Pre-completion sound testing is a Part E requirement of the Building Regulations. It applies to new houses, flats and flat conversions as well as an existing buildings change of use into flats.
Building Regulations Part E places the onus on the owner or developer to demonstrate the required acoustic rating has been achieved and complies with the current Building Regulations for noise control through separating floors and walls.
The requirements of Part E state that at least 10% of all new dwellings should be receive Pre-completion sound testing. Sound testing applies to separating elements between dwellings only and not required between living spaces within dwellings, i.e internal partitions within the same unit. Also, corridors, stairwells and hallways do not require testing. Pre-completion sound testing has to be carried out by a test body with an appropriate third party accreditation, APT Sound Testing is UKAS accredited for sound testing.
APT Sound Testing can carry out a testing schedule for you to submit to Your local Building Control for their approval. Our plan will specify the dwelling units and different forms of construction to be tested. We like to get involved at an early stage to ensure the test process is properly carried out.
A copy of our sound test report containing the results, has to be passed to the local building control office before a completion certificate can be issued and the job signed off. Any failure in achieving these standards will require remedial works to be carried out to achieve compliance with Part E of Building Regulations. It will be necessary to re-test the works to check that the remedial works have been successful.
APT Sound Testing have a vast amount of knowledge in regards to possible noise flanking paths and can help advise on partition upgrades to help you development achieve building control sign off. Unfortunately, without a successful Pre-completion test certificate that complies with Part E, Building Control will not sign off the property as completed and this could prove a problem if the property is to be sold.
Types of Grouping
New dwellings such as houses, flats and rooms for residential purposes, should be considered as three separate groups for the purpose of sound testing. Different construction types within any of these groups should be recorded as a subgroup. Dwelling-houses, flats and rooms for residential purposes formed by material change of use should be grouped using the same principles.
Amount of Sound Testing Required
Normally, one set of tests should comprise two individual airborne sound insulation tests. Where possible a separating wall between bedrooms of adjoined houses and a separating wall between adjoined living rooms should be tested. If the house is 3 storey and the construction of he dividing partition changes on the 2nd floor, I.e from masonry to timber then the top floor should also be tested where permissible.

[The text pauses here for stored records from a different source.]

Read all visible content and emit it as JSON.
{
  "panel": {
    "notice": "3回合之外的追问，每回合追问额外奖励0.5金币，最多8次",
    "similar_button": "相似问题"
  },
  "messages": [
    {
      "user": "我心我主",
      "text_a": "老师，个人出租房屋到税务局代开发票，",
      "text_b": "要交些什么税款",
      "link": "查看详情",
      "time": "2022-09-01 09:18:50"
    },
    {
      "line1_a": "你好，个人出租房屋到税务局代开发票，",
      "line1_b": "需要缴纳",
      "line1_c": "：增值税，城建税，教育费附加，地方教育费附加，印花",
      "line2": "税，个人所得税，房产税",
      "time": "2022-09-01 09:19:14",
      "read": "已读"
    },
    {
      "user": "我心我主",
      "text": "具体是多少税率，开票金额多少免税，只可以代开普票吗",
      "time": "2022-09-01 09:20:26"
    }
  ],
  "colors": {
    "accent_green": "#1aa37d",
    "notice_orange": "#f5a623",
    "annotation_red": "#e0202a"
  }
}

Normally, one set of tests for up to 10 units should be ok. This should comprise of six individual insulation tests for airborne and impact sound. Where possible a separating wall between bedrooms, a separating wall between living rooms, a separating floor between bedrooms and a separating floor between living rooms.
For Rooms for Residential Purposes
Rooms for residential purposes should have their separating walls and floors tested. All dissimilar properties should be sound tested, and on large sites at least one in ten for properties that are similar or the same. Remedial treatment will be required to separating walls and floors that fail a test, and they will need to be re-tested. A failure will mean that all similar constructions will need to be evaluated and the corresponding upgrades applied.
If you need more information in regards to sound testing, please contact us on firstname.lastname@example.org.